▸ WORK TASK
From the entries below, determine the number of lines that contain "name". Give that number by itself.

▸ ENTRIES PROVIDED

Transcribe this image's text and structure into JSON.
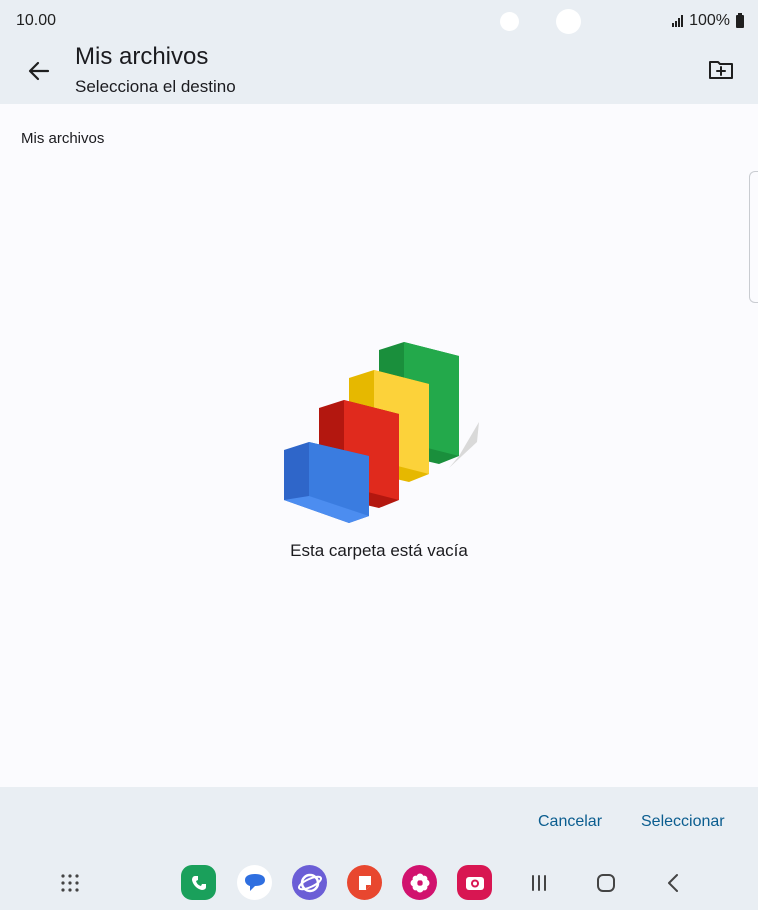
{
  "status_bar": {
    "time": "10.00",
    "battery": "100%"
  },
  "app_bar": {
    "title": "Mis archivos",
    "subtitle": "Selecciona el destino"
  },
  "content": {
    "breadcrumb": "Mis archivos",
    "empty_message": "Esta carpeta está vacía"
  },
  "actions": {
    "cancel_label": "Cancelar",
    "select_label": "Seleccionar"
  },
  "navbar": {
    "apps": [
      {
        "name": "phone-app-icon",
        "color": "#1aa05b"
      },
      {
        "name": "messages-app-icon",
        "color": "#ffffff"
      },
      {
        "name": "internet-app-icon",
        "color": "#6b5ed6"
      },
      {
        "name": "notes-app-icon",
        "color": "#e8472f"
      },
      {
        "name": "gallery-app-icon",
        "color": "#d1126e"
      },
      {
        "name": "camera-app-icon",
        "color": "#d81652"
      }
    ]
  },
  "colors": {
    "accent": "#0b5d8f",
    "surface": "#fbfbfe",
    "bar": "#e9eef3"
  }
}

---

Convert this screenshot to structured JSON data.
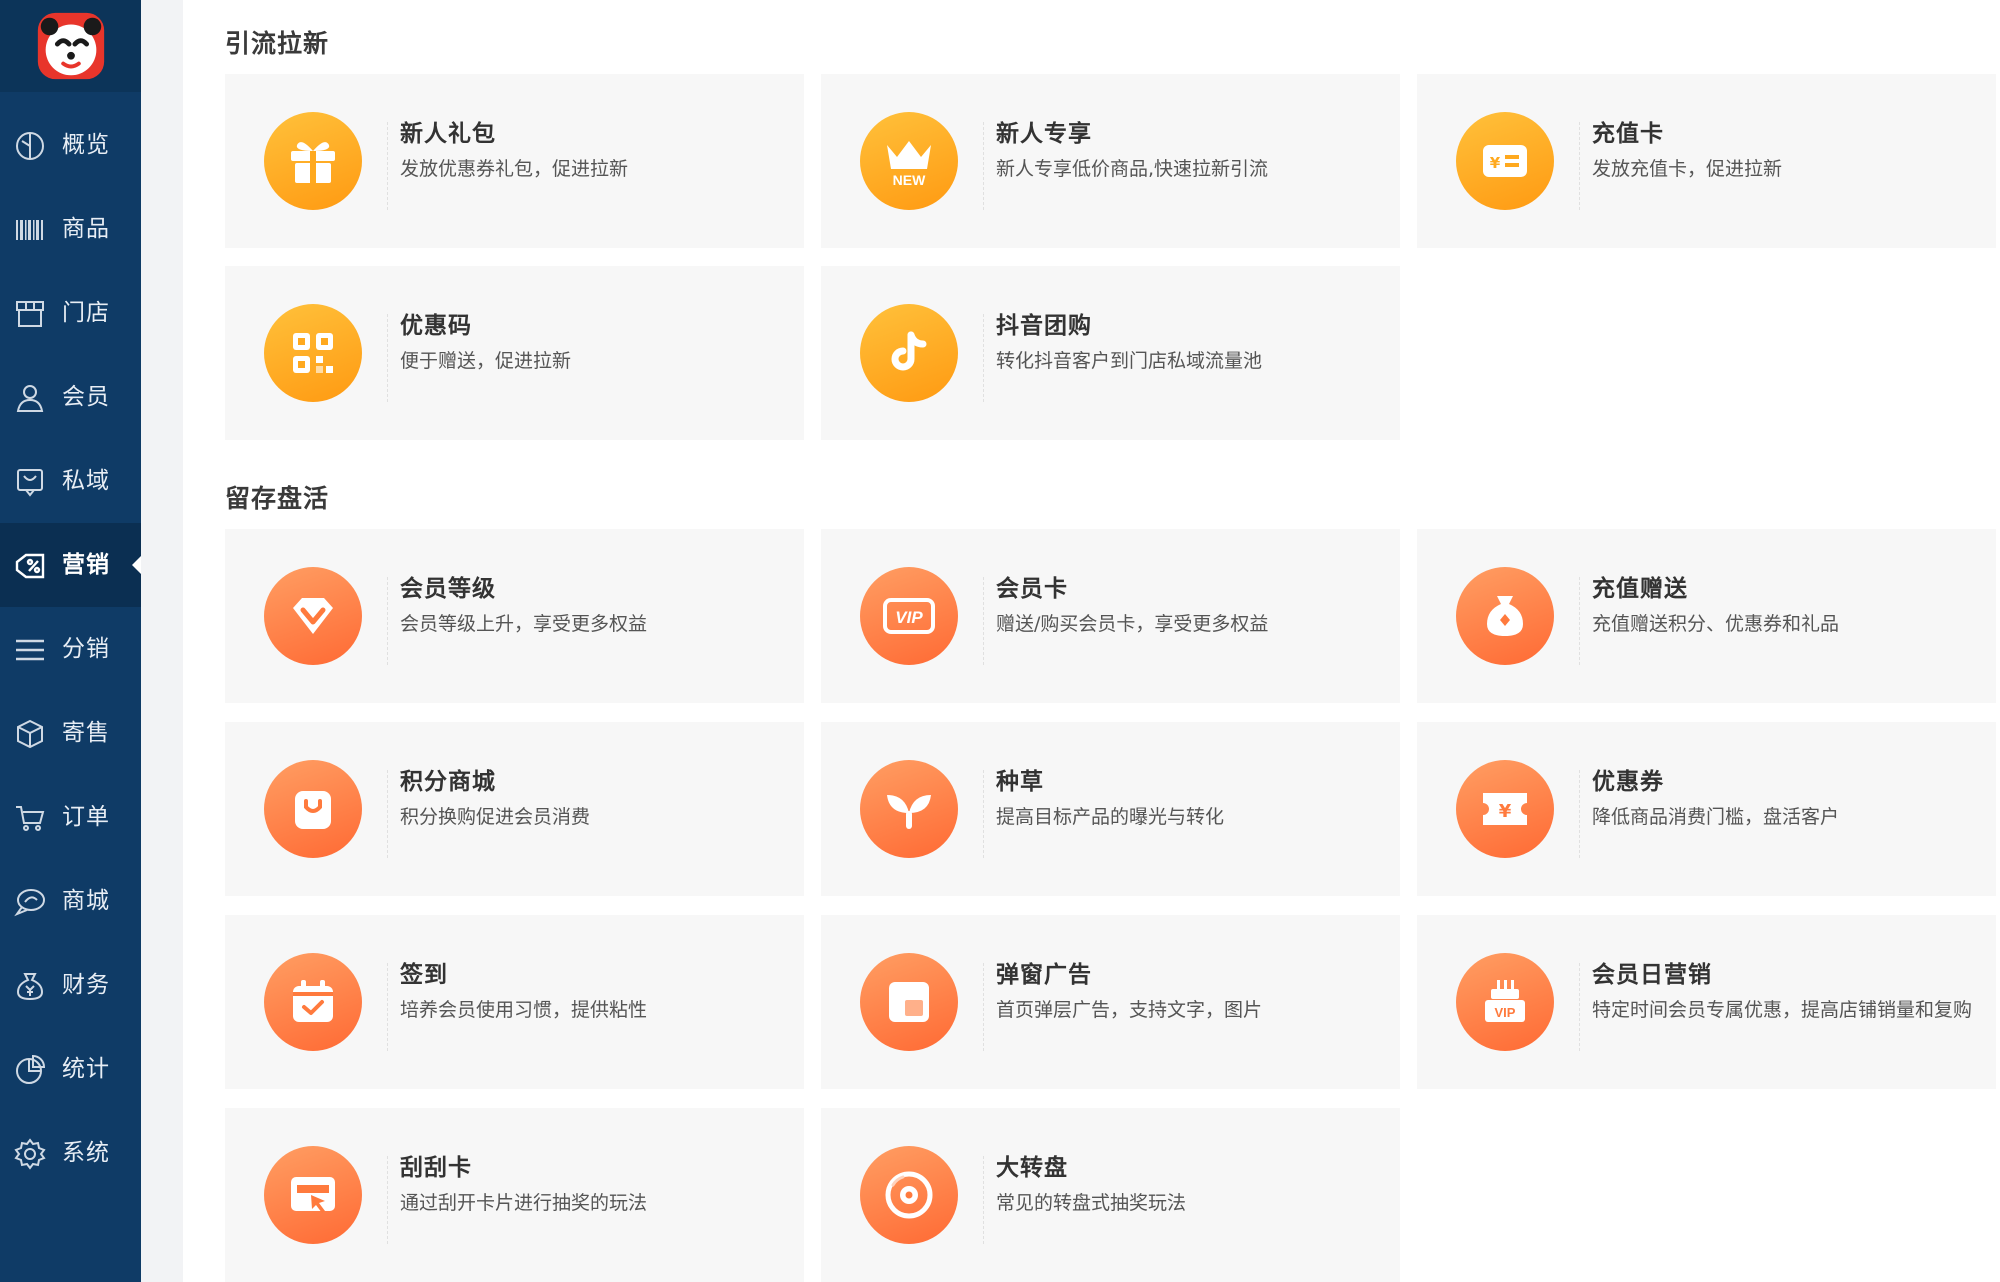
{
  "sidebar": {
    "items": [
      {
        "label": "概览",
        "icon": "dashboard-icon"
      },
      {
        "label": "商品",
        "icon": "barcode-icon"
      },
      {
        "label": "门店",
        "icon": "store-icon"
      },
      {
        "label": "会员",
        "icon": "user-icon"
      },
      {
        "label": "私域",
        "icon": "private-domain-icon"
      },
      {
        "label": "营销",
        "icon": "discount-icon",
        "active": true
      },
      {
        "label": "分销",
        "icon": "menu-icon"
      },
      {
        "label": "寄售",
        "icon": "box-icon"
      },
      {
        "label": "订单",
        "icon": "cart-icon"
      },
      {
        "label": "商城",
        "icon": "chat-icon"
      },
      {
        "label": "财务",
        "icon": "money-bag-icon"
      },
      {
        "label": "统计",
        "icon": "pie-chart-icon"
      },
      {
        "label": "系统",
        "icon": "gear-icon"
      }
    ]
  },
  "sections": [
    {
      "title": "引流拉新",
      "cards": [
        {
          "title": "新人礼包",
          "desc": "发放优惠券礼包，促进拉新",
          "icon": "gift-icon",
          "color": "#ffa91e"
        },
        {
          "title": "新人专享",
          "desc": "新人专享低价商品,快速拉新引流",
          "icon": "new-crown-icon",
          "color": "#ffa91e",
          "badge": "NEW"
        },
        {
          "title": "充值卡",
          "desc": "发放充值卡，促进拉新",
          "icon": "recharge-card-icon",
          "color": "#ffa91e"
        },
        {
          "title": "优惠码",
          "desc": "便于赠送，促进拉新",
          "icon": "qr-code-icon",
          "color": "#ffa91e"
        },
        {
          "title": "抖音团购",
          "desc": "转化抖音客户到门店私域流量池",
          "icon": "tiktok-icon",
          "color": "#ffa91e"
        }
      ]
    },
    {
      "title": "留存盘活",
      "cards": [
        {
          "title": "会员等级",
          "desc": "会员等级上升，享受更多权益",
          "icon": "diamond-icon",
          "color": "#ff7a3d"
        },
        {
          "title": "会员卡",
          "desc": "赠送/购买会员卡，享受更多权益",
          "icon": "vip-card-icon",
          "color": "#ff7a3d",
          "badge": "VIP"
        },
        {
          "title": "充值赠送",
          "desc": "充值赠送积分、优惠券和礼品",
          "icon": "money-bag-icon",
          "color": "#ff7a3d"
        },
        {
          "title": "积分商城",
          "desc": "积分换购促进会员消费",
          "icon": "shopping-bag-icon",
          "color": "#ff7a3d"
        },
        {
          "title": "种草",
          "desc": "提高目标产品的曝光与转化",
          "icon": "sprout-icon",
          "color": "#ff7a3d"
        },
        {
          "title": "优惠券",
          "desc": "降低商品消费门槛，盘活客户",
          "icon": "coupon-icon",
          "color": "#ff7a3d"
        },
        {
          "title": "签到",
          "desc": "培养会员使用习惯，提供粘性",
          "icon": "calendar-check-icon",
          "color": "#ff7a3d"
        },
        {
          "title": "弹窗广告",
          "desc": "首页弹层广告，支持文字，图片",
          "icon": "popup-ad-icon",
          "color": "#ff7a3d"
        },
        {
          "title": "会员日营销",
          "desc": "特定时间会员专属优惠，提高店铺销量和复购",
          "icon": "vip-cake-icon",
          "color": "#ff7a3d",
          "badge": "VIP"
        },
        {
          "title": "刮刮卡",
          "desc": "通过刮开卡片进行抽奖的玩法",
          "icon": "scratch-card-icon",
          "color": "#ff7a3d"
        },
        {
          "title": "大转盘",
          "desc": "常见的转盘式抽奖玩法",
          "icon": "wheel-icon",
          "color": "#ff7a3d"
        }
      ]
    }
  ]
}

▸ EXERCISE ANSWER
6